REQUIREMENT: Every record below is to be repeated exactly, with the pictures left out.

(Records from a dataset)
****************************************
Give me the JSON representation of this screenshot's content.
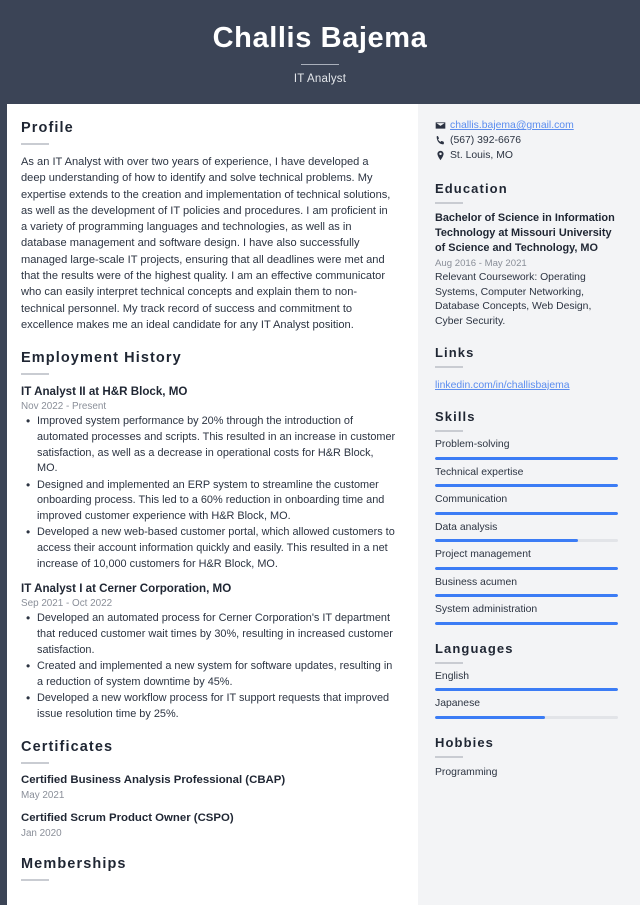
{
  "header": {
    "name": "Challis Bajema",
    "role": "IT Analyst"
  },
  "colors": {
    "header_bg": "#3b4456",
    "sidebar_bg": "#f3f4f6",
    "accent_blue": "#3b7cf5",
    "link_blue": "#5b8def",
    "text_dark": "#1f2633",
    "text_muted": "#8a8f99"
  },
  "main": {
    "profile": {
      "title": "Profile",
      "text": "As an IT Analyst with over two years of experience, I have developed a deep understanding of how to identify and solve technical problems. My expertise extends to the creation and implementation of technical solutions, as well as the development of IT policies and procedures. I am proficient in a variety of programming languages and technologies, as well as in database management and software design. I have also successfully managed large-scale IT projects, ensuring that all deadlines were met and that the results were of the highest quality. I am an effective communicator who can easily interpret technical concepts and explain them to non-technical personnel. My track record of success and commitment to excellence makes me an ideal candidate for any IT Analyst position."
    },
    "employment": {
      "title": "Employment History",
      "jobs": [
        {
          "title": "IT Analyst II at H&R Block, MO",
          "date": "Nov 2022 - Present",
          "bullets": [
            "Improved system performance by 20% through the introduction of automated processes and scripts. This resulted in an increase in customer satisfaction, as well as a decrease in operational costs for H&R Block, MO.",
            "Designed and implemented an ERP system to streamline the customer onboarding process. This led to a 60% reduction in onboarding time and improved customer experience with H&R Block, MO.",
            "Developed a new web-based customer portal, which allowed customers to access their account information quickly and easily. This resulted in a net increase of 10,000 customers for H&R Block, MO."
          ]
        },
        {
          "title": "IT Analyst I at Cerner Corporation, MO",
          "date": "Sep 2021 - Oct 2022",
          "bullets": [
            "Developed an automated process for Cerner Corporation's IT department that reduced customer wait times by 30%, resulting in increased customer satisfaction.",
            "Created and implemented a new system for software updates, resulting in a reduction of system downtime by 45%.",
            "Developed a new workflow process for IT support requests that improved issue resolution time by 25%."
          ]
        }
      ]
    },
    "certificates": {
      "title": "Certificates",
      "items": [
        {
          "title": "Certified Business Analysis Professional (CBAP)",
          "date": "May 2021"
        },
        {
          "title": "Certified Scrum Product Owner (CSPO)",
          "date": "Jan 2020"
        }
      ]
    },
    "memberships": {
      "title": "Memberships"
    }
  },
  "sidebar": {
    "contact": [
      {
        "icon": "envelope-icon",
        "text": "challis.bajema@gmail.com",
        "is_link": true
      },
      {
        "icon": "phone-icon",
        "text": "(567) 392-6676",
        "is_link": false
      },
      {
        "icon": "location-pin-icon",
        "text": "St. Louis, MO",
        "is_link": false
      }
    ],
    "education": {
      "title": "Education",
      "degree": "Bachelor of Science in Information Technology at Missouri University of Science and Technology, MO",
      "date": "Aug 2016 - May 2021",
      "description": "Relevant Coursework: Operating Systems, Computer Networking, Database Concepts, Web Design, Cyber Security."
    },
    "links": {
      "title": "Links",
      "items": [
        {
          "label": "linkedin.com/in/challisbajema"
        }
      ]
    },
    "skills": {
      "title": "Skills",
      "items": [
        {
          "label": "Problem-solving",
          "level": 100
        },
        {
          "label": "Technical expertise",
          "level": 100
        },
        {
          "label": "Communication",
          "level": 100
        },
        {
          "label": "Data analysis",
          "level": 78
        },
        {
          "label": "Project management",
          "level": 100
        },
        {
          "label": "Business acumen",
          "level": 100
        },
        {
          "label": "System administration",
          "level": 100
        }
      ]
    },
    "languages": {
      "title": "Languages",
      "items": [
        {
          "label": "English",
          "level": 100
        },
        {
          "label": "Japanese",
          "level": 60
        }
      ]
    },
    "hobbies": {
      "title": "Hobbies",
      "items": [
        {
          "label": "Programming"
        }
      ]
    }
  }
}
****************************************
RESULT:
Give me the JSON representation of this screenshot's content.
{
  "header": {
    "name": "Challis Bajema",
    "role": "IT Analyst"
  },
  "colors": {
    "header_bg": "#3b4456",
    "sidebar_bg": "#f3f4f6",
    "accent_blue": "#3b7cf5",
    "link_blue": "#5b8def",
    "text_dark": "#1f2633",
    "text_muted": "#8a8f99"
  },
  "main": {
    "profile": {
      "title": "Profile",
      "text": "As an IT Analyst with over two years of experience, I have developed a deep understanding of how to identify and solve technical problems. My expertise extends to the creation and implementation of technical solutions, as well as the development of IT policies and procedures. I am proficient in a variety of programming languages and technologies, as well as in database management and software design. I have also successfully managed large-scale IT projects, ensuring that all deadlines were met and that the results were of the highest quality. I am an effective communicator who can easily interpret technical concepts and explain them to non-technical personnel. My track record of success and commitment to excellence makes me an ideal candidate for any IT Analyst position."
    },
    "employment": {
      "title": "Employment History",
      "jobs": [
        {
          "title": "IT Analyst II at H&R Block, MO",
          "date": "Nov 2022 - Present",
          "bullets": [
            "Improved system performance by 20% through the introduction of automated processes and scripts. This resulted in an increase in customer satisfaction, as well as a decrease in operational costs for H&R Block, MO.",
            "Designed and implemented an ERP system to streamline the customer onboarding process. This led to a 60% reduction in onboarding time and improved customer experience with H&R Block, MO.",
            "Developed a new web-based customer portal, which allowed customers to access their account information quickly and easily. This resulted in a net increase of 10,000 customers for H&R Block, MO."
          ]
        },
        {
          "title": "IT Analyst I at Cerner Corporation, MO",
          "date": "Sep 2021 - Oct 2022",
          "bullets": [
            "Developed an automated process for Cerner Corporation's IT department that reduced customer wait times by 30%, resulting in increased customer satisfaction.",
            "Created and implemented a new system for software updates, resulting in a reduction of system downtime by 45%.",
            "Developed a new workflow process for IT support requests that improved issue resolution time by 25%."
          ]
        }
      ]
    },
    "certificates": {
      "title": "Certificates",
      "items": [
        {
          "title": "Certified Business Analysis Professional (CBAP)",
          "date": "May 2021"
        },
        {
          "title": "Certified Scrum Product Owner (CSPO)",
          "date": "Jan 2020"
        }
      ]
    },
    "memberships": {
      "title": "Memberships"
    }
  },
  "sidebar": {
    "contact": [
      {
        "icon": "envelope-icon",
        "text": "challis.bajema@gmail.com",
        "is_link": true
      },
      {
        "icon": "phone-icon",
        "text": "(567) 392-6676",
        "is_link": false
      },
      {
        "icon": "location-pin-icon",
        "text": "St. Louis, MO",
        "is_link": false
      }
    ],
    "education": {
      "title": "Education",
      "degree": "Bachelor of Science in Information Technology at Missouri University of Science and Technology, MO",
      "date": "Aug 2016 - May 2021",
      "description": "Relevant Coursework: Operating Systems, Computer Networking, Database Concepts, Web Design, Cyber Security."
    },
    "links": {
      "title": "Links",
      "items": [
        {
          "label": "linkedin.com/in/challisbajema"
        }
      ]
    },
    "skills": {
      "title": "Skills",
      "items": [
        {
          "label": "Problem-solving",
          "level": 100
        },
        {
          "label": "Technical expertise",
          "level": 100
        },
        {
          "label": "Communication",
          "level": 100
        },
        {
          "label": "Data analysis",
          "level": 78
        },
        {
          "label": "Project management",
          "level": 100
        },
        {
          "label": "Business acumen",
          "level": 100
        },
        {
          "label": "System administration",
          "level": 100
        }
      ]
    },
    "languages": {
      "title": "Languages",
      "items": [
        {
          "label": "English",
          "level": 100
        },
        {
          "label": "Japanese",
          "level": 60
        }
      ]
    },
    "hobbies": {
      "title": "Hobbies",
      "items": [
        {
          "label": "Programming"
        }
      ]
    }
  }
}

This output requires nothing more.